Original URL: http://www.theregister.co.uk/2009/11/13/parcel_mule_scam/

Sophisticated parcel mule scam unpicked

Middlemen stung by work-from-home scam

By John Leyden

Posted in Security, 13th November 2009 12:29 GMT

Details of a sophisticated re-shipping scam that tricked US residents into working as freight-forwarding middlemen for eastern European crooks, have been exposed by security researchers at RSA.

The web-based fraudulent operation received applications from around 1,900 people, hiring 33 marks to take delivery of high-value goods purchased with stolen credit cards and forward them to a warehouse in Latvia. Electronic goods such as iPhones, Sony PlayStation 3 consoles and laptops were among the items dispatched. More than $36,000 worth of merchandise was shipped out every month as part of the scam, which lasted around a year.

These items were purchased in the US by fraudsters, dispatched through middle-men not involved with the purchase and sent to eastern Europe, where the masterminds behind the scam sold the goods.
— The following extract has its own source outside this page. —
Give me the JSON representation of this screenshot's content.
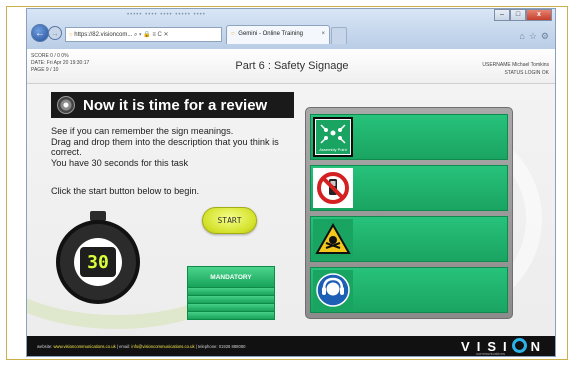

RSA reckons that few if any of the parcel mules ever got paid. Carders, who made the purchases, and fraudsters, who ran the scheme, split the money 30/70, it reckons.

The scam hid behind the professionally designed and maintained website of an operation calling itself Air Parcel Express. The same name is used by a legitimate firm based in Miami, which is completely unassociated with the fraudulent operation.

RSA said the sophistication of the fraudulent website established by the crooks marks it out from other previous parcel mule scams. "The professional investment in recruitment created a perception of legitimacy," Sean Brady, product marketing manager of identity protection and verification at RSA, told El Reg.

Security researchers at RSA Anti-Fraud Command Centre came across the scam during their daily work in shutting down phishing and Trojan-related attacks on behalf of customers.

The security firm circulates its findings to a network of law enforcement agencies on a regular basis. The site that was central to the scheme has been taken offline. It's unclear if any arrests have been made.

More details on the Air Parcel Express scam can be found here.

The emergence of similarly sophisticated scams is likely, especially in the current tough economic climate when many are desperate for work. Tips on spotting such scams can be found on the website of the Privacy Rights Clearinghouse here and US Federal Trade Commission here. ®